Follow the searching line technique used by Alexander Calder in his sculptures, mobiles, and paintings as you create an original portrait.
Alexander Calder was born in Philadelphia, Pennsylvania, on July 22, 1898. Calder came from a long line of artists: his mother was a painter, and both his father and grandfather were noted sculptors. Although Calder is best known for his hanging sculptures (mobiles), he also created boldly colored floor sculptures (stabiles), as well as paintings and wire sculptures.
Before Calder began creating his monumental mobiles and stabiles, he spent a great deal of time sketching people and animals in the Ringling Brothers Barnum and Bailey Circus. He had already graduated college, and was working as a commercial artist. Calder then took a job on a British freighter, which enabled him to earn his way to Paris, where he first exhibited his wire sculptures of a miniature circus (see <i>Elephant</i>, 1928).
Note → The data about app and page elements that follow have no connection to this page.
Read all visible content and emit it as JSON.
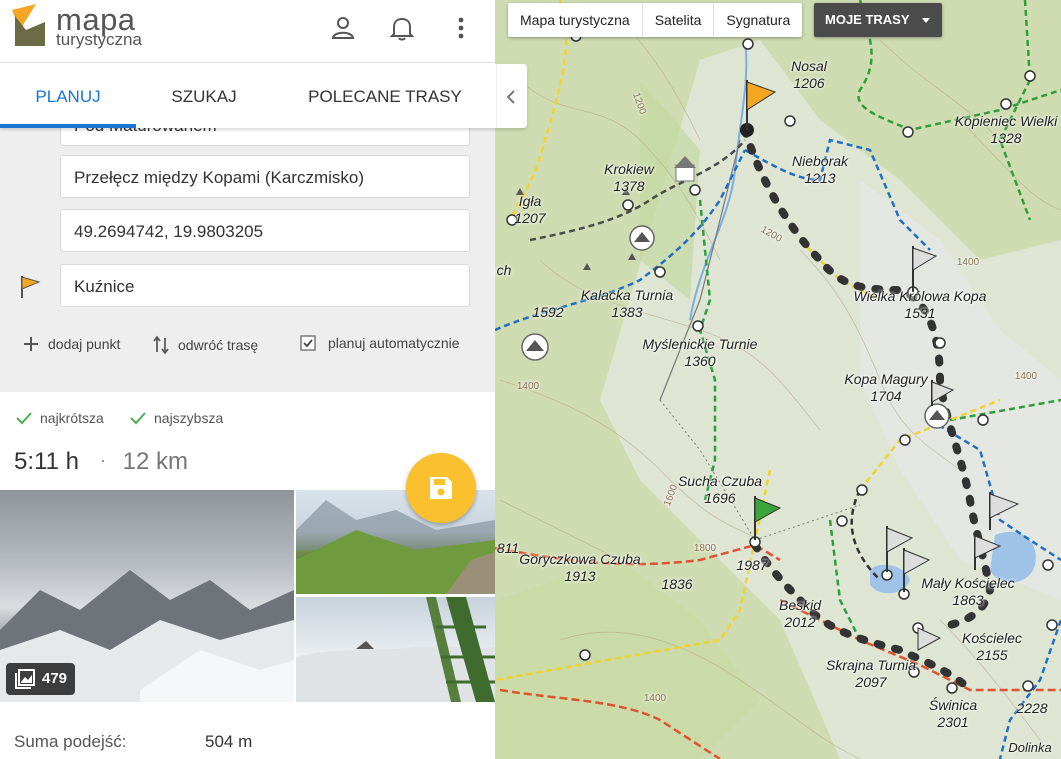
{
  "app": {
    "logo_line1": "mapa",
    "logo_line2": "turystyczna",
    "brand_color": "#f5a623"
  },
  "header": {
    "icons": [
      "user-icon",
      "bell-icon",
      "more-vert-icon"
    ]
  },
  "tabs": [
    {
      "label": "PLANUJ",
      "active": true
    },
    {
      "label": "SZUKAJ",
      "active": false
    },
    {
      "label": "POLECANE TRASY",
      "active": false
    }
  ],
  "planner": {
    "waypoints": [
      {
        "value": "Pod Maturowanem"
      },
      {
        "value": "Przełęcz między Kopami (Karczmisko)"
      },
      {
        "value": "49.2694742, 19.9803205"
      },
      {
        "value": "Kuźnice"
      }
    ],
    "add_point": "dodaj punkt",
    "reverse_route": "odwróć trasę",
    "auto_plan": "planuj automatycznie",
    "auto_plan_checked": true
  },
  "route": {
    "options": [
      "najkrótsza",
      "najszybsza"
    ],
    "duration": "5:11 h",
    "separator": "·",
    "distance": "12 km",
    "photo_count": "479",
    "stats": [
      {
        "label": "Suma podejść:",
        "value": "504 m"
      }
    ]
  },
  "map": {
    "layers": [
      "Mapa turystyczna",
      "Satelita",
      "Sygnatura"
    ],
    "my_routes": "MOJE TRASY",
    "peaks": [
      {
        "name": "Nosal",
        "elev": "1206"
      },
      {
        "name": "Kopieniec Wielki",
        "elev": "1328"
      },
      {
        "name": "Krokiew",
        "elev": "1378"
      },
      {
        "name": "Nieborak",
        "elev": "1213"
      },
      {
        "name": "Igła",
        "elev": "1207"
      },
      {
        "name": "Kalacka Turnia",
        "elev": "1383"
      },
      {
        "name": "Wielka Królowa Kopa",
        "elev": "1531"
      },
      {
        "name": "Myślenickie Turnie",
        "elev": "1360"
      },
      {
        "name": "Kopa Magury",
        "elev": "1704"
      },
      {
        "name": "Sucha Czuba",
        "elev": "1696"
      },
      {
        "name": "Goryczkowa Czuba",
        "elev": "1913"
      },
      {
        "name": "Mały Kościelec",
        "elev": "1863"
      },
      {
        "name": "Beskid",
        "elev": "2012"
      },
      {
        "name": "Kościelec",
        "elev": "2155"
      },
      {
        "name": "Skrajna Turnia",
        "elev": "2097"
      },
      {
        "name": "Świnica",
        "elev": "2301"
      }
    ],
    "spot_heights": [
      "1592",
      "1836",
      "1987",
      "811",
      "2228"
    ],
    "contour_labels": [
      "1200",
      "1400",
      "1600",
      "1800"
    ],
    "places": [
      "Dolinka",
      "ch"
    ]
  }
}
To create a drawing in the searching manner of Calder's wire sculptures, begin with white paper and a single, dark Crayola® Marker. Use a continuous line (a line that starts and ends only once in this drawing) to record the details of a human face. As you look closely at the person you're drawing, move your marker in the same way your eye travels over the shapes you see. You may repeat or correct a line, but never lift your marker or try to erase a line you have already made!
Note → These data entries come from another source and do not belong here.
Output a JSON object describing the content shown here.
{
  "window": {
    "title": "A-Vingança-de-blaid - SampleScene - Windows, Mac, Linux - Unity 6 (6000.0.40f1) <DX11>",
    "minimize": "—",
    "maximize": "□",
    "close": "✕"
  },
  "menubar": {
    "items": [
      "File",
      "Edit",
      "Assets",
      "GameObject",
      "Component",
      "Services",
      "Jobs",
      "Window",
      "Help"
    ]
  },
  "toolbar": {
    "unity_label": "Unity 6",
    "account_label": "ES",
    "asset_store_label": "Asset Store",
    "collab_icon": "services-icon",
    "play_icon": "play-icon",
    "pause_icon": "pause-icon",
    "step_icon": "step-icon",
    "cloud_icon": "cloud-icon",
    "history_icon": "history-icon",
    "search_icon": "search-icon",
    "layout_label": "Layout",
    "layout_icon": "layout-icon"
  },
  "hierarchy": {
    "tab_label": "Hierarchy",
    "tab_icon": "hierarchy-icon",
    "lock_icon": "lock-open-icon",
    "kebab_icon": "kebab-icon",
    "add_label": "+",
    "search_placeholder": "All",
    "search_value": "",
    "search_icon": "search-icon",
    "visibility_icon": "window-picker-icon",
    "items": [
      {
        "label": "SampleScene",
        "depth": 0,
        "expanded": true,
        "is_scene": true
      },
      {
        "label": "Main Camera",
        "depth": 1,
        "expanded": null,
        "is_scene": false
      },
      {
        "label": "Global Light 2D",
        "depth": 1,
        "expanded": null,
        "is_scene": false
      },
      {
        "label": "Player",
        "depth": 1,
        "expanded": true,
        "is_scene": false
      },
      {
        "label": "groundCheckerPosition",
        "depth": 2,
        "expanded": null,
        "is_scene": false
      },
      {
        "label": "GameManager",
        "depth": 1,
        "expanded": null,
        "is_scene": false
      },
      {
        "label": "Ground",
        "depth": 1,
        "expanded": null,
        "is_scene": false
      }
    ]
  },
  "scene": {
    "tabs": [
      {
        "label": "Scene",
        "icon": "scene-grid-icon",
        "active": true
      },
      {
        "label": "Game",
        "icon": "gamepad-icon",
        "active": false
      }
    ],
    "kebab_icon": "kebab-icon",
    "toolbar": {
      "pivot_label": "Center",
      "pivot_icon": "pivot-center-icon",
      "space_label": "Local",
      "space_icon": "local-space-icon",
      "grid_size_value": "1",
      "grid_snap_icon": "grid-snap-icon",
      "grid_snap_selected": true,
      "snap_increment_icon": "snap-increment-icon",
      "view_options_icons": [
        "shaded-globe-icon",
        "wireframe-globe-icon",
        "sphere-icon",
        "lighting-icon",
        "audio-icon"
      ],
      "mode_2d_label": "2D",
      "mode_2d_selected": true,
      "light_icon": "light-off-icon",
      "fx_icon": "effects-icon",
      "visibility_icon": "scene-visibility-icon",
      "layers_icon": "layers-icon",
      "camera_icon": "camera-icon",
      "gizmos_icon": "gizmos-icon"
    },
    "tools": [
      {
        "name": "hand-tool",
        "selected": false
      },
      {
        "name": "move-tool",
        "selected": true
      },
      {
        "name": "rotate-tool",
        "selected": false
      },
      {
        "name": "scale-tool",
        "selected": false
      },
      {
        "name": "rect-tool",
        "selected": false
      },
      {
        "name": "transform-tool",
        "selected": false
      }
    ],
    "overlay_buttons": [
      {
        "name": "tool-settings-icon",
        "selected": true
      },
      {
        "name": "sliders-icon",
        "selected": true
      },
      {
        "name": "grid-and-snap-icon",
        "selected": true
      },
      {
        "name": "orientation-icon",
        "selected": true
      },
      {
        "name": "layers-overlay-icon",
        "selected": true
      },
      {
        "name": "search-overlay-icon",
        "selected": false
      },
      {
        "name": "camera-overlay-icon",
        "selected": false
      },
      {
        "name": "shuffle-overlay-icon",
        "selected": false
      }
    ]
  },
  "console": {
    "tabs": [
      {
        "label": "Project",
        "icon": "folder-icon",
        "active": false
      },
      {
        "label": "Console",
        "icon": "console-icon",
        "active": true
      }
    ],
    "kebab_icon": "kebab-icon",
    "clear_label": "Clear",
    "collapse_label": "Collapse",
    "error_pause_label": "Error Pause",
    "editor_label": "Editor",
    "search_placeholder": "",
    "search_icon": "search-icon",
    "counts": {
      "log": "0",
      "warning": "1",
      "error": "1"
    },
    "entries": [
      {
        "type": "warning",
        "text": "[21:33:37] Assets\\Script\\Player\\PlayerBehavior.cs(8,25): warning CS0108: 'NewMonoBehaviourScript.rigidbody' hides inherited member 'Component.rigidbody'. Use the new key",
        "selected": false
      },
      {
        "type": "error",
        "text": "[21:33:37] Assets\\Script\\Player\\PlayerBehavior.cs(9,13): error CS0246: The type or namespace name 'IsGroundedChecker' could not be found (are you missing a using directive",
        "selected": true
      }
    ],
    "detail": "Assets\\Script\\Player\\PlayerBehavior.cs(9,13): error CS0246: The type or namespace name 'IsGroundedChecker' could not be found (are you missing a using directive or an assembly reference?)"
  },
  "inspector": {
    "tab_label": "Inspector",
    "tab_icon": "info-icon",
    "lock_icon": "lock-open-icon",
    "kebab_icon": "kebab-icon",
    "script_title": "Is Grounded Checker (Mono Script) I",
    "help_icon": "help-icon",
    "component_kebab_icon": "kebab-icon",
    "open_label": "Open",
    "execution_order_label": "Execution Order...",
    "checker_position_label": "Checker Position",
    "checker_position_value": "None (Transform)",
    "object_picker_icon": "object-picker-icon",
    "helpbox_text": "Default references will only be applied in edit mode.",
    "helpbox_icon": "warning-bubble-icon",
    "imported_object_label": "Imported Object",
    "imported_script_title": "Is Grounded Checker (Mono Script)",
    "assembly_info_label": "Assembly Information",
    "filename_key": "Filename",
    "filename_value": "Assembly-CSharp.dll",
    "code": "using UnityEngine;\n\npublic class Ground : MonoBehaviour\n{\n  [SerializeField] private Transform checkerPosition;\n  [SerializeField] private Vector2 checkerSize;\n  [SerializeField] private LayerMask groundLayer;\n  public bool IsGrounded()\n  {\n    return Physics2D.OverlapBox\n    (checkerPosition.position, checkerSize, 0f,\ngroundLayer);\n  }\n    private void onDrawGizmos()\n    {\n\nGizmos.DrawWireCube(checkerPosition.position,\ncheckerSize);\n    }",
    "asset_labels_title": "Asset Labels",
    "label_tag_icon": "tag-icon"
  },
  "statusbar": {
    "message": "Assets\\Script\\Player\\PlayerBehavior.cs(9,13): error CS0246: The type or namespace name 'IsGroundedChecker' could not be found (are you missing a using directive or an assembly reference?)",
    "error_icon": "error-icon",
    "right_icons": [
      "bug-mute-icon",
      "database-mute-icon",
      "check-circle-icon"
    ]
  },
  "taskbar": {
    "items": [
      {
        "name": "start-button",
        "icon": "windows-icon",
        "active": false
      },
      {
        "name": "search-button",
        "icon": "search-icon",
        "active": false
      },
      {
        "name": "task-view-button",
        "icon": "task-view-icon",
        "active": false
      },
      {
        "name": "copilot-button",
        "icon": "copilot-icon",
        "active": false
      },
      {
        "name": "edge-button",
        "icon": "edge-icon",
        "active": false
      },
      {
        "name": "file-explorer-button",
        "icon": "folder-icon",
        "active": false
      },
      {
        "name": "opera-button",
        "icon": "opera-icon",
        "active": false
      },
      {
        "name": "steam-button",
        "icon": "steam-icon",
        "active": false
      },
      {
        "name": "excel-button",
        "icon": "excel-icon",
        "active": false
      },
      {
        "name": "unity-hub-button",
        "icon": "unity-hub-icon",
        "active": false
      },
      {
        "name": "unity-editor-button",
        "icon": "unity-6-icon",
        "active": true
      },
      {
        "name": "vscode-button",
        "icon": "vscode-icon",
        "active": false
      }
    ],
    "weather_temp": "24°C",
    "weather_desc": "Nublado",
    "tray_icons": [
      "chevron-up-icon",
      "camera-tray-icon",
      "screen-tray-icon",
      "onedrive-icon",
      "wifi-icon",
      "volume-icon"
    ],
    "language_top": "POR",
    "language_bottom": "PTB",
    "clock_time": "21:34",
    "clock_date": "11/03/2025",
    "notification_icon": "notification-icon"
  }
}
Compare your drawing to Calder's wire sculptures (<i>Medusa and Elephant</i>). Note the similarity of your drawing to Calder's sculptures.
Study the complex, geometric ornamentation of Islamic art. Discover intricate, authentic Zillij designs using math and a
Your imagination gets moving when you look at the photography of Eadweard Muybridge. Create an original painting of you
How can older students make a difference in the lives of younger ones? Create and share interactive storybooks to bring
Make a very special pop-up card for a very special author.
What’s inside a lizard? Or a cat, bird, or even yourself? Imagine you have X-ray eyes. Show bright bones and opaque orga
Remember the compliments you’ve heard from others—and get to know your friends better—with this 3-D self-portrait.
Discover the joy of cooking ethnic recipes! Compile a multicultural class cookbook using metric measurements.
Think about careers! Picture where and how you'd like to work and whom you'd like to work with.
Our crayons have been rolling off the assembly line since 1903, and you can see how it’s done.